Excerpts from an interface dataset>

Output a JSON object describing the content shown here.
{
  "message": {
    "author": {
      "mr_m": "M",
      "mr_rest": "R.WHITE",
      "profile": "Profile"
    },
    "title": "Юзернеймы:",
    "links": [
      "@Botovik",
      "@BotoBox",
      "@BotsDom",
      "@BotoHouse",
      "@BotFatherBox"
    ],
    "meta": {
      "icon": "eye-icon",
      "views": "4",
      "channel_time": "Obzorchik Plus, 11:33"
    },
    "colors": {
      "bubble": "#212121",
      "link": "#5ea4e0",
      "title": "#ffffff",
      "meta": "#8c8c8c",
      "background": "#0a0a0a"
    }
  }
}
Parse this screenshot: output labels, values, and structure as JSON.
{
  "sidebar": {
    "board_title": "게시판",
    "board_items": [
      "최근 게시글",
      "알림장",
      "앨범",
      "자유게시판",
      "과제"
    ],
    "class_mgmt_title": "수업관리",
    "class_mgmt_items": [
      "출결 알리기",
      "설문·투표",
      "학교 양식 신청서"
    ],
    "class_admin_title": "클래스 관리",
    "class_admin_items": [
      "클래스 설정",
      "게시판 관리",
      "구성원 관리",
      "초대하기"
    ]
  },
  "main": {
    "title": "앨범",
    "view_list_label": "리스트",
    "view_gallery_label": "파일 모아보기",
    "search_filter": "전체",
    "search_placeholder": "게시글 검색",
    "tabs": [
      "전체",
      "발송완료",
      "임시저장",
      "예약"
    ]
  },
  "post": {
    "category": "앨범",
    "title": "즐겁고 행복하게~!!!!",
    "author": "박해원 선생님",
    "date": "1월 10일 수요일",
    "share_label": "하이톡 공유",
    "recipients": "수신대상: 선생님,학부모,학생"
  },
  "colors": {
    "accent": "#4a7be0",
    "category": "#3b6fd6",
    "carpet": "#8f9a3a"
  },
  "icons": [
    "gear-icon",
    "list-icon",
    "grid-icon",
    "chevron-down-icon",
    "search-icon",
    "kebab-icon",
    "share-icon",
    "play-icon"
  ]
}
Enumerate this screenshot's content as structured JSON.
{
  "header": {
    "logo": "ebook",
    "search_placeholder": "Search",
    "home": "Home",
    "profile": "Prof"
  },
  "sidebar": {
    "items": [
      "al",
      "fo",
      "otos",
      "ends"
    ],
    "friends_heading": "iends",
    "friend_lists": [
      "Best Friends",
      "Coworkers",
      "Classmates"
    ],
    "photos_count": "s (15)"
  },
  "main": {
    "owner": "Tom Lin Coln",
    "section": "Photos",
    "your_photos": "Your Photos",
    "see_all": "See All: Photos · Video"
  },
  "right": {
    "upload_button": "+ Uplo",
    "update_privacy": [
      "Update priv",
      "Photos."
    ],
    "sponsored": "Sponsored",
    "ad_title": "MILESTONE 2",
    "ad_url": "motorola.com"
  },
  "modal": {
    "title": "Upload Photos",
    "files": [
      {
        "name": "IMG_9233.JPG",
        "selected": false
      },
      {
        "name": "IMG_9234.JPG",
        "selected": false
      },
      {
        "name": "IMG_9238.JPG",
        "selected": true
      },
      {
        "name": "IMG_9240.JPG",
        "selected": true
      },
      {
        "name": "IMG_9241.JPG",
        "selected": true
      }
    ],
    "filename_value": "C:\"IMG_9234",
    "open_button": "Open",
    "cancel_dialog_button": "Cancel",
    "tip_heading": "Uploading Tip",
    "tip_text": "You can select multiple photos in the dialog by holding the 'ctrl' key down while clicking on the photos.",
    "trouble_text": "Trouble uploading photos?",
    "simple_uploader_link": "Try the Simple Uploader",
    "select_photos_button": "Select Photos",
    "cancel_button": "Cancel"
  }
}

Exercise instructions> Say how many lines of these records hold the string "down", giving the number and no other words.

Written solution> 2